Bang (18). This intermittently interesting low-budget debut from British- born, LA-based director Ash explores issues of identity and power from the perspective of an Asian American woman (Darling Narita) who dons a policeman's uniform for a day. There are significantly more ideas here than in your average indie, even if they're not all thought through with equal clearheadedness.Reuse content
Get on the Bus (15). Spike Lee's independently financed labour of love follows the eventful bus journey of a group of black men from South Central, Los Angeles traveling to 1995's Million Man March in Washington DC. Reggie Rock Blythewood's script assembles a cross-section of passengers which is diverse to the point of being tokenistic: a pompous actor (Andre Braugher); a melancholy old-timer (Ossie Davis); a mixed-race cop (Roger Guenveur Smith); a newly reunited, emotionally alienated father and son; a former gang member; an aspiring film-maker (a Spike Lee in the making, no less); and, perhaps most surprisingly, a gay couple on the outs. Lee stages numerous confrontations and conciliations, some more telling than others, and winds up with a convincing portrait of black male solidarity.
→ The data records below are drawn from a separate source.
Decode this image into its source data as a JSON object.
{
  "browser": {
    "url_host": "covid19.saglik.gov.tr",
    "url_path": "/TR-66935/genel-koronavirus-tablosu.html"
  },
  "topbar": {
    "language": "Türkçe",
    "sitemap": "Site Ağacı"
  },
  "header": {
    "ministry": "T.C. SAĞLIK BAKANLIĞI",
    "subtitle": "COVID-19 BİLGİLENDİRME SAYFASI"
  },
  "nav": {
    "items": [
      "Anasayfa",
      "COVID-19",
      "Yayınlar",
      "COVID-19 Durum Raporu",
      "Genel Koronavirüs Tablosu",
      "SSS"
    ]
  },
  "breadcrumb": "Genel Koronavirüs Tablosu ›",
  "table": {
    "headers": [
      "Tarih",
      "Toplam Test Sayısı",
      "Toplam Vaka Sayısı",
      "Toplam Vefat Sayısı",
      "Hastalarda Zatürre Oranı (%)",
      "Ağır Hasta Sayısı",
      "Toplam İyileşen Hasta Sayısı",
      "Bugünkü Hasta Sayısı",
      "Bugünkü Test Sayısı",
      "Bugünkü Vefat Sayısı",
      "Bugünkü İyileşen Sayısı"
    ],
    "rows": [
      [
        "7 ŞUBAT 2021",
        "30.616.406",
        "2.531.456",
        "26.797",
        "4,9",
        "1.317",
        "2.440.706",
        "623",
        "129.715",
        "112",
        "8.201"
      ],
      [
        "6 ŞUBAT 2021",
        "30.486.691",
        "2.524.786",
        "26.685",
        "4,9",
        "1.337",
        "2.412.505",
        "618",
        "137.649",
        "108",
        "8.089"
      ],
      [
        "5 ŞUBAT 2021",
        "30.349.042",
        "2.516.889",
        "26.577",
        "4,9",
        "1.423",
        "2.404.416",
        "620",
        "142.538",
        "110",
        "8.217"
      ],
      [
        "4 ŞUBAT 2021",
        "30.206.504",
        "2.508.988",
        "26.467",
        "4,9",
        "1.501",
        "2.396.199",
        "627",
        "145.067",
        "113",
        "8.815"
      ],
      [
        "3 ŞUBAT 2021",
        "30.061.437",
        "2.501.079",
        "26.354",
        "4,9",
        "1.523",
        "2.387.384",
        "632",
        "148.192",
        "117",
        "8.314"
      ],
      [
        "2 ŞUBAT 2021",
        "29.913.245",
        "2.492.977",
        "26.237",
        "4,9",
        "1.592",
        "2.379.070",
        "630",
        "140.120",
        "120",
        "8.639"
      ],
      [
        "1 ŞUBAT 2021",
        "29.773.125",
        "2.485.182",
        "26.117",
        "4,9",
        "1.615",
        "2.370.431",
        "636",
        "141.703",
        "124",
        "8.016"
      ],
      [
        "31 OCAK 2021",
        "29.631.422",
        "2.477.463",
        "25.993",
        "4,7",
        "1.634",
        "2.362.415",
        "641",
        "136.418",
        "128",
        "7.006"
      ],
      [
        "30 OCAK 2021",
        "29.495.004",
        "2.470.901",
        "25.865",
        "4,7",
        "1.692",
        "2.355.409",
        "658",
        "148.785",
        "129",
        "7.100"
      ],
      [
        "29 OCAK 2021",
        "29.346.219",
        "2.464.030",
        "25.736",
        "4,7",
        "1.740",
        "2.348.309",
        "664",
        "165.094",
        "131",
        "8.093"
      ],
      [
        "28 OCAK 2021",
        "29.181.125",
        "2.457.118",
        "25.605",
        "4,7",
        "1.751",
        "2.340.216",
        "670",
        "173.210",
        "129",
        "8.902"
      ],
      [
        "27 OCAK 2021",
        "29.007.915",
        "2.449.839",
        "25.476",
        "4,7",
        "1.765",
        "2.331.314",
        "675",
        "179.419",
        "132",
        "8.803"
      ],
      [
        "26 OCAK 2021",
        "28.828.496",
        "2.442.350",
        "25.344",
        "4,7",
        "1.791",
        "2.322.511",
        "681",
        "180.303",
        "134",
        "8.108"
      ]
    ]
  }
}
The conclusion is strange and uncomfortably heavy-handed, but for the most part, the film successfully alternates blunt urgency and infectious breeziness.